"A record high percentage of investors say equities are overvalued yet cash levels are simultaneously falling, an indicator of irrational exuberance," he added.
This means that though investors think that stocks are too expensive, they are still pushing money into those equities, which indicates that they think markets will continue to rise despite these lofty valuations.
The survey also showed that a decreasing number of investors were protecting themselves against a market correction.

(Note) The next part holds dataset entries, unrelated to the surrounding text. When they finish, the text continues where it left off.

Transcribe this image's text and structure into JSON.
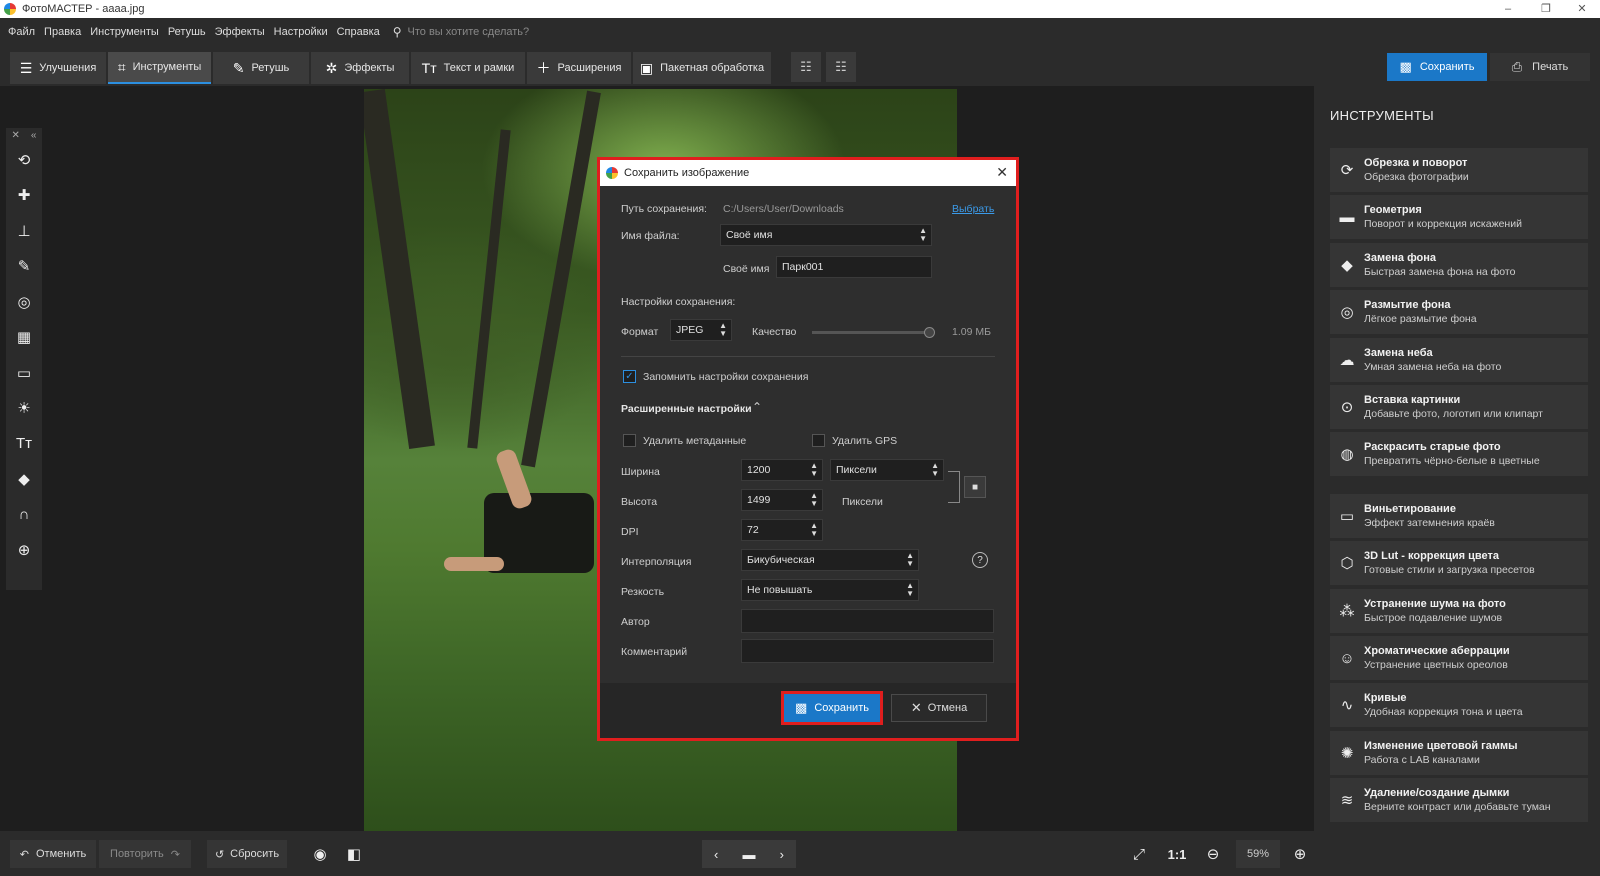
{
  "window": {
    "title": "ФотоМАСТЕР - аааа.jpg",
    "minimize": "–",
    "restore": "❐",
    "close": "✕"
  },
  "menu": {
    "items": [
      "Файл",
      "Правка",
      "Инструменты",
      "Ретушь",
      "Эффекты",
      "Настройки",
      "Справка"
    ],
    "search_placeholder": "Что вы хотите сделать?"
  },
  "toolbar": {
    "tabs": [
      {
        "label": "Улучшения",
        "icon": "sliders-icon"
      },
      {
        "label": "Инструменты",
        "icon": "crop-icon",
        "active": true
      },
      {
        "label": "Ретушь",
        "icon": "brush-icon"
      },
      {
        "label": "Эффекты",
        "icon": "magic-wand-icon"
      },
      {
        "label": "Текст и рамки",
        "icon": "text-icon"
      },
      {
        "label": "Расширения",
        "icon": "plus-icon"
      },
      {
        "label": "Пакетная обработка",
        "icon": "batch-icon"
      }
    ],
    "save_label": "Сохранить",
    "print_label": "Печать"
  },
  "left_tools": [
    "rotate-icon",
    "healing-icon",
    "stamp-icon",
    "brush-icon",
    "radial-icon",
    "gradient-icon",
    "vignette-icon",
    "light-icon",
    "text-icon",
    "fill-icon",
    "curve-icon",
    "globe-icon"
  ],
  "right_panel": {
    "title": "ИНСТРУМЕНТЫ",
    "items": [
      {
        "title": "Обрезка и поворот",
        "subtitle": "Обрезка фотографии"
      },
      {
        "title": "Геометрия",
        "subtitle": "Поворот и коррекция искажений"
      },
      {
        "title": "Замена фона",
        "subtitle": "Быстрая замена фона на фото"
      },
      {
        "title": "Размытие фона",
        "subtitle": "Лёгкое размытие фона"
      },
      {
        "title": "Замена неба",
        "subtitle": "Умная замена неба на фото"
      },
      {
        "title": "Вставка картинки",
        "subtitle": "Добавьте фото, логотип или клипарт"
      },
      {
        "title": "Раскрасить старые фото",
        "subtitle": "Превратить чёрно-белые в цветные"
      },
      {
        "title": "Виньетирование",
        "subtitle": "Эффект затемнения краёв"
      },
      {
        "title": "3D Lut - коррекция цвета",
        "subtitle": "Готовые стили и загрузка пресетов"
      },
      {
        "title": "Устранение шума на фото",
        "subtitle": "Быстрое подавление шумов"
      },
      {
        "title": "Хроматические аберрации",
        "subtitle": "Устранение цветных ореолов"
      },
      {
        "title": "Кривые",
        "subtitle": "Удобная коррекция тона и цвета"
      },
      {
        "title": "Изменение цветовой гаммы",
        "subtitle": "Работа с LAB каналами"
      },
      {
        "title": "Удаление/создание дымки",
        "subtitle": "Верните контраст или добавьте туман"
      }
    ]
  },
  "bottom": {
    "undo": "Отменить",
    "redo": "Повторить",
    "reset": "Сбросить",
    "ratio": "1:1",
    "zoom": "59%"
  },
  "dialog": {
    "title": "Сохранить изображение",
    "path_label": "Путь сохранения:",
    "path_value": "C:/Users/User/Downloads",
    "choose_link": "Выбрать",
    "filename_label": "Имя файла:",
    "filename_mode": "Своё имя",
    "custom_name_label": "Своё имя",
    "custom_name_value": "Парк001",
    "save_settings_label": "Настройки сохранения:",
    "format_label": "Формат",
    "format_value": "JPEG",
    "quality_label": "Качество",
    "quality_fraction": 1.0,
    "file_size": "1.09 МБ",
    "remember_label": "Запомнить настройки сохранения",
    "remember_checked": true,
    "advanced_label": "Расширенные настройки",
    "remove_metadata_label": "Удалить метаданные",
    "remove_gps_label": "Удалить GPS",
    "width_label": "Ширина",
    "width_value": "1200",
    "width_unit": "Пиксели",
    "height_label": "Высота",
    "height_value": "1499",
    "height_unit": "Пиксели",
    "dpi_label": "DPI",
    "dpi_value": "72",
    "interp_label": "Интерполяция",
    "interp_value": "Бикубическая",
    "sharp_label": "Резкость",
    "sharp_value": "Не повышать",
    "author_label": "Автор",
    "author_value": "",
    "comment_label": "Комментарий",
    "comment_value": "",
    "save_button": "Сохранить",
    "cancel_button": "Отмена"
  },
  "colors": {
    "accent": "#1b78c8",
    "highlight": "#e01e1e",
    "panel": "#2b2b2b"
  }
}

The survey, released Tuesday, included answers from 178 fund managers with a total of $533 billion of assets under management.
Meanwhile, more and more fund managers do not see benefits of investing in U.K. equities, the survey said. 37 percent of those surveyed said to be "underweight" on the market — a low not seen since during the financial crisis of 2008.
Twenty-three percent of respondents had an "overweight" rating on Japanese equities, the highest level seen in the last two years.
"Global fund managers see the profit outlook in Japan as favorable amid a strong earnings season," Shusuke Yamada, chief Japan FX/equity strategist at BoAML, said in a statement.
"Investors continue to see Japan equities as undervalued relative to other markets and say they want to overweight Japan for the next 12 months," he added.